**What to produce:** Copy the records exactly. Every line must match.

● ● ● ● ● ● ●

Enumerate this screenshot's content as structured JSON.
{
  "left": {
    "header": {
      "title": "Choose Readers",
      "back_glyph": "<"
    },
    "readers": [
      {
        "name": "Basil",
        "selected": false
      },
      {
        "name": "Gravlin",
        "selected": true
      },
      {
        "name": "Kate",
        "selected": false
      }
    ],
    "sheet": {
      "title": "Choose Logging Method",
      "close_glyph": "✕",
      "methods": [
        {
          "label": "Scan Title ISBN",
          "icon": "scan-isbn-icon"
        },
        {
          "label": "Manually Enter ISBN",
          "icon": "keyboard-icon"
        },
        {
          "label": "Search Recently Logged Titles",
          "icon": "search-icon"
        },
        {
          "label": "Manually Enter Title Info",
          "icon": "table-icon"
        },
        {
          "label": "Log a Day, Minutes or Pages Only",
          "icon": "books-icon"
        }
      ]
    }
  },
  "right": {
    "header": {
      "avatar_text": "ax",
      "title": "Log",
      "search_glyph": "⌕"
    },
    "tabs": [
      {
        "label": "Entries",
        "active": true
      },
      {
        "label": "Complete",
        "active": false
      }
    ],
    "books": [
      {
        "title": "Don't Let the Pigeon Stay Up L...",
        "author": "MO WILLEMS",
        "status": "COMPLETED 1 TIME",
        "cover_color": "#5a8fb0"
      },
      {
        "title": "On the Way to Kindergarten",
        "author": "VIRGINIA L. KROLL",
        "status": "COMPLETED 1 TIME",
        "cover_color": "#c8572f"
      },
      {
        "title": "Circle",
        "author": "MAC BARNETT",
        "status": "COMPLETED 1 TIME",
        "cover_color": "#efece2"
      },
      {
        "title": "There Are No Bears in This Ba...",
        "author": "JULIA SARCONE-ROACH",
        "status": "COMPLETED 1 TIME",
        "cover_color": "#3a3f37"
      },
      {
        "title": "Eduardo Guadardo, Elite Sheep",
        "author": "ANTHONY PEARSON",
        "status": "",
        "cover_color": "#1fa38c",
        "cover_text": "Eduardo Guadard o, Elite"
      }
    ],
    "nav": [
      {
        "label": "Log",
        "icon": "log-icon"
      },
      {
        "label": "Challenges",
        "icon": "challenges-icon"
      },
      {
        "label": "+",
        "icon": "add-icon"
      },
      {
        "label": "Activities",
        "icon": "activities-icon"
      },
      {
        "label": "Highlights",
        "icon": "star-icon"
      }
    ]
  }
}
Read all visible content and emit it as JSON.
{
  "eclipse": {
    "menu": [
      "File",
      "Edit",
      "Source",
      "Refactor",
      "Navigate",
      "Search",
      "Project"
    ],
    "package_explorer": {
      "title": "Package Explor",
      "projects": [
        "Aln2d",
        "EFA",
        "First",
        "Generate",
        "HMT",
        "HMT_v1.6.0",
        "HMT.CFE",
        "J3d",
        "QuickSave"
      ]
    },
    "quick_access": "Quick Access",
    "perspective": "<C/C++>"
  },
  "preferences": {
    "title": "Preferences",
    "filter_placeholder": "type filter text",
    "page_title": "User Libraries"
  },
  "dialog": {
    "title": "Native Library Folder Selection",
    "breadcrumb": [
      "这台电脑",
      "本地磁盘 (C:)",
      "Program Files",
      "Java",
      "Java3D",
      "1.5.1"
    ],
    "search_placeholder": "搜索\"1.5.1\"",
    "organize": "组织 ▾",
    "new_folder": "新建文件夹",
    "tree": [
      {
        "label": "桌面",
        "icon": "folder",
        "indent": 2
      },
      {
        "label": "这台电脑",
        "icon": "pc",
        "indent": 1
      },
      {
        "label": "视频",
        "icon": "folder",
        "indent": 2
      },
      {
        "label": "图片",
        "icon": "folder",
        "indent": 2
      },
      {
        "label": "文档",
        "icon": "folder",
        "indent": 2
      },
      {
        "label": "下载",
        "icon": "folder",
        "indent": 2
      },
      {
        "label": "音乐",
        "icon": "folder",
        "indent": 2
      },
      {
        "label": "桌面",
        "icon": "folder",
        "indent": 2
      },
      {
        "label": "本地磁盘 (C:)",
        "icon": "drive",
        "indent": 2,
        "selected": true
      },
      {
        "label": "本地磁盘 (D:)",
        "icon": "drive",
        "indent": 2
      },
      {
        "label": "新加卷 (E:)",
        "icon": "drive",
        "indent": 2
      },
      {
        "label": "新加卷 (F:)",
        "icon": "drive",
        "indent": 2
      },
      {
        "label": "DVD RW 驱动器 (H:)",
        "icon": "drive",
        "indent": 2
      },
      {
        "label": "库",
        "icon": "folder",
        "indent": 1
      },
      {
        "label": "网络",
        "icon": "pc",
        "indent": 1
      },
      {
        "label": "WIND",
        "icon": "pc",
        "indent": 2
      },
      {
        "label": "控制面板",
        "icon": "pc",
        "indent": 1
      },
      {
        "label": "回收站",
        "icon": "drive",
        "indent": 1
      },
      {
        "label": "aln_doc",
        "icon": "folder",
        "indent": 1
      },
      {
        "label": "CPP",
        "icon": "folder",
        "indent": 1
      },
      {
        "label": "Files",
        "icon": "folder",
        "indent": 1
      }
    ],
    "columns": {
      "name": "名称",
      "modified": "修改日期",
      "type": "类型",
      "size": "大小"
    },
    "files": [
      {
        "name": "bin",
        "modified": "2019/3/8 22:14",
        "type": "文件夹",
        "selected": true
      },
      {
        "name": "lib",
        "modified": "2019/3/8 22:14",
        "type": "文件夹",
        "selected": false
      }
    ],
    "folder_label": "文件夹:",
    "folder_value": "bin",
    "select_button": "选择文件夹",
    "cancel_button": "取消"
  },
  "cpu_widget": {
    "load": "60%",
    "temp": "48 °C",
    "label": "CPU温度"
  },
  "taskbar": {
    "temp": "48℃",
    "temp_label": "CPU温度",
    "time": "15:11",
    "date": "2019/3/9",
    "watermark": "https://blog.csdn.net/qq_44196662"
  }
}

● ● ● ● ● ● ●

**Response to the task:**
Enumerate this screenshot's content as structured JSON.
{
  "left": {
    "header": {
      "title": "Choose Readers",
      "back_glyph": "<"
    },
    "readers": [
      {
        "name": "Basil",
        "selected": false
      },
      {
        "name": "Gravlin",
        "selected": true
      },
      {
        "name": "Kate",
        "selected": false
      }
    ],
    "sheet": {
      "title": "Choose Logging Method",
      "close_glyph": "✕",
      "methods": [
        {
          "label": "Scan Title ISBN",
          "icon": "scan-isbn-icon"
        },
        {
          "label": "Manually Enter ISBN",
          "icon": "keyboard-icon"
        },
        {
          "label": "Search Recently Logged Titles",
          "icon": "search-icon"
        },
        {
          "label": "Manually Enter Title Info",
          "icon": "table-icon"
        },
        {
          "label": "Log a Day, Minutes or Pages Only",
          "icon": "books-icon"
        }
      ]
    }
  },
  "right": {
    "header": {
      "avatar_text": "ax",
      "title": "Log",
      "search_glyph": "⌕"
    },
    "tabs": [
      {
        "label": "Entries",
        "active": true
      },
      {
        "label": "Complete",
        "active": false
      }
    ],
    "books": [
      {
        "title": "Don't Let the Pigeon Stay Up L...",
        "author": "MO WILLEMS",
        "status": "COMPLETED 1 TIME",
        "cover_color": "#5a8fb0"
      },
      {
        "title": "On the Way to Kindergarten",
        "author": "VIRGINIA L. KROLL",
        "status": "COMPLETED 1 TIME",
        "cover_color": "#c8572f"
      },
      {
        "title": "Circle",
        "author": "MAC BARNETT",
        "status": "COMPLETED 1 TIME",
        "cover_color": "#efece2"
      },
      {
        "title": "There Are No Bears in This Ba...",
        "author": "JULIA SARCONE-ROACH",
        "status": "COMPLETED 1 TIME",
        "cover_color": "#3a3f37"
      },
      {
        "title": "Eduardo Guadardo, Elite Sheep",
        "author": "ANTHONY PEARSON",
        "status": "",
        "cover_color": "#1fa38c",
        "cover_text": "Eduardo Guadard o, Elite"
      }
    ],
    "nav": [
      {
        "label": "Log",
        "icon": "log-icon"
      },
      {
        "label": "Challenges",
        "icon": "challenges-icon"
      },
      {
        "label": "+",
        "icon": "add-icon"
      },
      {
        "label": "Activities",
        "icon": "activities-icon"
      },
      {
        "label": "Highlights",
        "icon": "star-icon"
      }
    ]
  }
}
Read all visible content and emit it as JSON.
{
  "eclipse": {
    "menu": [
      "File",
      "Edit",
      "Source",
      "Refactor",
      "Navigate",
      "Search",
      "Project"
    ],
    "package_explorer": {
      "title": "Package Explor",
      "projects": [
        "Aln2d",
        "EFA",
        "First",
        "Generate",
        "HMT",
        "HMT_v1.6.0",
        "HMT.CFE",
        "J3d",
        "QuickSave"
      ]
    },
    "quick_access": "Quick Access",
    "perspective": "<C/C++>"
  },
  "preferences": {
    "title": "Preferences",
    "filter_placeholder": "type filter text",
    "page_title": "User Libraries"
  },
  "dialog": {
    "title": "Native Library Folder Selection",
    "breadcrumb": [
      "这台电脑",
      "本地磁盘 (C:)",
      "Program Files",
      "Java",
      "Java3D",
      "1.5.1"
    ],
    "search_placeholder": "搜索\"1.5.1\"",
    "organize": "组织 ▾",
    "new_folder": "新建文件夹",
    "tree": [
      {
        "label": "桌面",
        "icon": "folder",
        "indent": 2
      },
      {
        "label": "这台电脑",
        "icon": "pc",
        "indent": 1
      },
      {
        "label": "视频",
        "icon": "folder",
        "indent": 2
      },
      {
        "label": "图片",
        "icon": "folder",
        "indent": 2
      },
      {
        "label": "文档",
        "icon": "folder",
        "indent": 2
      },
      {
        "label": "下载",
        "icon": "folder",
        "indent": 2
      },
      {
        "label": "音乐",
        "icon": "folder",
        "indent": 2
      },
      {
        "label": "桌面",
        "icon": "folder",
        "indent": 2
      },
      {
        "label": "本地磁盘 (C:)",
        "icon": "drive",
        "indent": 2,
        "selected": true
      },
      {
        "label": "本地磁盘 (D:)",
        "icon": "drive",
        "indent": 2
      },
      {
        "label": "新加卷 (E:)",
        "icon": "drive",
        "indent": 2
      },
      {
        "label": "新加卷 (F:)",
        "icon": "drive",
        "indent": 2
      },
      {
        "label": "DVD RW 驱动器 (H:)",
        "icon": "drive",
        "indent": 2
      },
      {
        "label": "库",
        "icon": "folder",
        "indent": 1
      },
      {
        "label": "网络",
        "icon": "pc",
        "indent": 1
      },
      {
        "label": "WIND",
        "icon": "pc",
        "indent": 2
      },
      {
        "label": "控制面板",
        "icon": "pc",
        "indent": 1
      },
      {
        "label": "回收站",
        "icon": "drive",
        "indent": 1
      },
      {
        "label": "aln_doc",
        "icon": "folder",
        "indent": 1
      },
      {
        "label": "CPP",
        "icon": "folder",
        "indent": 1
      },
      {
        "label": "Files",
        "icon": "folder",
        "indent": 1
      }
    ],
    "columns": {
      "name": "名称",
      "modified": "修改日期",
      "type": "类型",
      "size": "大小"
    },
    "files": [
      {
        "name": "bin",
        "modified": "2019/3/8 22:14",
        "type": "文件夹",
        "selected": true
      },
      {
        "name": "lib",
        "modified": "2019/3/8 22:14",
        "type": "文件夹",
        "selected": false
      }
    ],
    "folder_label": "文件夹:",
    "folder_value": "bin",
    "select_button": "选择文件夹",
    "cancel_button": "取消"
  },
  "cpu_widget": {
    "load": "60%",
    "temp": "48 °C",
    "label": "CPU温度"
  },
  "taskbar": {
    "temp": "48℃",
    "temp_label": "CPU温度",
    "time": "15:11",
    "date": "2019/3/9",
    "watermark": "https://blog.csdn.net/qq_44196662"
  }
}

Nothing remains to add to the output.